Dr Charles William Buck (1851-1932) was born in Kirkgate, Settle, the son of Richard Hardacre Buck and his second wife, Grace. He attended Giggleswick School, and then studied medicine at Owen’s College in Manchester and in London, before qualifying as a member of the Royal College of Surgeons in 1875.

Returning to Settle, he set up as a general practitioner in a handsome Georgian building on the north side of the market square in Settle (now known as Dr Buck’s House). Buck had bought his practice from Dr William Altham, a family that produced a number of doctors. As his practice grew, Dr Buck took a Dr Williamson into partnership. When Dr Williamson left, Dr Buck ran the surgery with qualified assistants until he retired in 1907, although he continued to own the practice until 1916, when Dr Lovegrove took over. The surgery also acted as a dispensary and Dr Buck was well known for preparing his own medicines. The 1891 census shows Henry Bowman Shepherd (later of Shepherd & Walker, Chemists) living on the premises and acting as his assistant at that time. Charles Buck was a highly respected figure, noted for his devotion to his patients.

In August 1884, Charles married Emma Foote Beare at St Leonard’s Church, Streatham and they moved to his parents’ home, Cravendale, on Belle Hill in Giggleswick. Their son, Morton, was born there in March 1886 and the young family then moved back to live above the surgery on the Market Place, where their daughter Monica was born in 1893. Within a few hours of her birth, she was christened in the bedroom by the Rev R C Garnett, which would indicate that she was not initially expected to survive.

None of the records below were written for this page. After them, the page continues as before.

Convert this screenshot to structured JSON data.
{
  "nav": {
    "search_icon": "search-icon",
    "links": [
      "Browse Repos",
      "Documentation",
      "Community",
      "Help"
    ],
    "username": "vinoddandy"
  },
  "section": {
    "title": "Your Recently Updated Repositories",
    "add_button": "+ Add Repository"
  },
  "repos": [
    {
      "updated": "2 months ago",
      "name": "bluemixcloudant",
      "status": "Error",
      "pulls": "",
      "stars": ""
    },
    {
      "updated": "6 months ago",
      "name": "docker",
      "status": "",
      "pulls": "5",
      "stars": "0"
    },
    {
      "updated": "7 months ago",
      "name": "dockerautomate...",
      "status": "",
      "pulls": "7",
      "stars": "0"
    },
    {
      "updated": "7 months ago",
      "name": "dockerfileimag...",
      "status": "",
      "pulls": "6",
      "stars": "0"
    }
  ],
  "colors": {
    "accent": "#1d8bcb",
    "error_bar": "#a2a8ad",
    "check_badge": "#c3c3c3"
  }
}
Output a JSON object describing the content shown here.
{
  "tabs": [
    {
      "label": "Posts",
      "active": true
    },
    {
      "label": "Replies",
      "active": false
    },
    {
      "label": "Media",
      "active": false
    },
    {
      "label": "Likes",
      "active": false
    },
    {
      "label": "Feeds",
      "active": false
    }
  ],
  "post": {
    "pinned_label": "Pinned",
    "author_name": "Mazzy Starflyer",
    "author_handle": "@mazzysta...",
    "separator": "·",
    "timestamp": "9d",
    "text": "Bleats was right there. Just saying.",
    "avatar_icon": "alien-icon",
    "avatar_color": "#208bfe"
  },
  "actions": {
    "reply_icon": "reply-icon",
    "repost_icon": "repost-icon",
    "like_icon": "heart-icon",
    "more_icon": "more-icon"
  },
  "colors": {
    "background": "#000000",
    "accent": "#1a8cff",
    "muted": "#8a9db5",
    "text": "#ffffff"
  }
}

Emma Buck died in 1902. In 1904, Charles Buck married Ella Margaret Watkins, the daughter of a canon of York Minster and they moved away from Settle to live near her parents. On her death three years later, Charles Buck returned to his old family home in Giggleswick to semi-retirement, devoting himself to his musical interests. He also had wide-ranging antiquarian interests and remained active in a number of Settle’s groups and societies into later life.

Buck was a gifted amateur musician. He was fascinated by folk music, especially the local Pace Egging Song. He conducted the orchestra of the Settle Amateur Dramatic Society, which later became the Settle Amateur Operatic Society, performing on the stage of the Victoria Hall. He led
the Settle Amateur String Band and was on the committee of Settle Choral Society. He was an inveterate pipe-smoker, even when playing his cello. His daughter Monica recalled how she would clean and re-fill with tobacco up to two dozen of his pipes every day. Buck had the the door to the room where he practised altered to allow the pipe smoke to escape through a row of holes, which could be closed by a sliding metal strip.

Buck first met Edward Elgar in Worcester at the British Medical Association jubilee conference in Worcester in 1882, when he played his cello in the orchestra conducted by Elgar. The two young men bonded over a love of music, the countryside and dogs. Within weeks of their first meeting, Elgar had accepted an invitation to visit Settle, first to Cravendale and later, and very regularly until at least 1900, to the house on the Market Place. The two maintained a lifelong correspondence. Fifty years later, Elgar wrote, it was “a lovely time … the first of many adventures.” He relished his memory of the taste of grilled Ribble trout, adding that “nothing so good in eating or company has occurred to me since 1882”.

Charles Buck died on 22 November 1932, following a prolonged period in which he suffered from liver failure. He is buried, with his first wife and son Morton, in Giggleswick churchyard.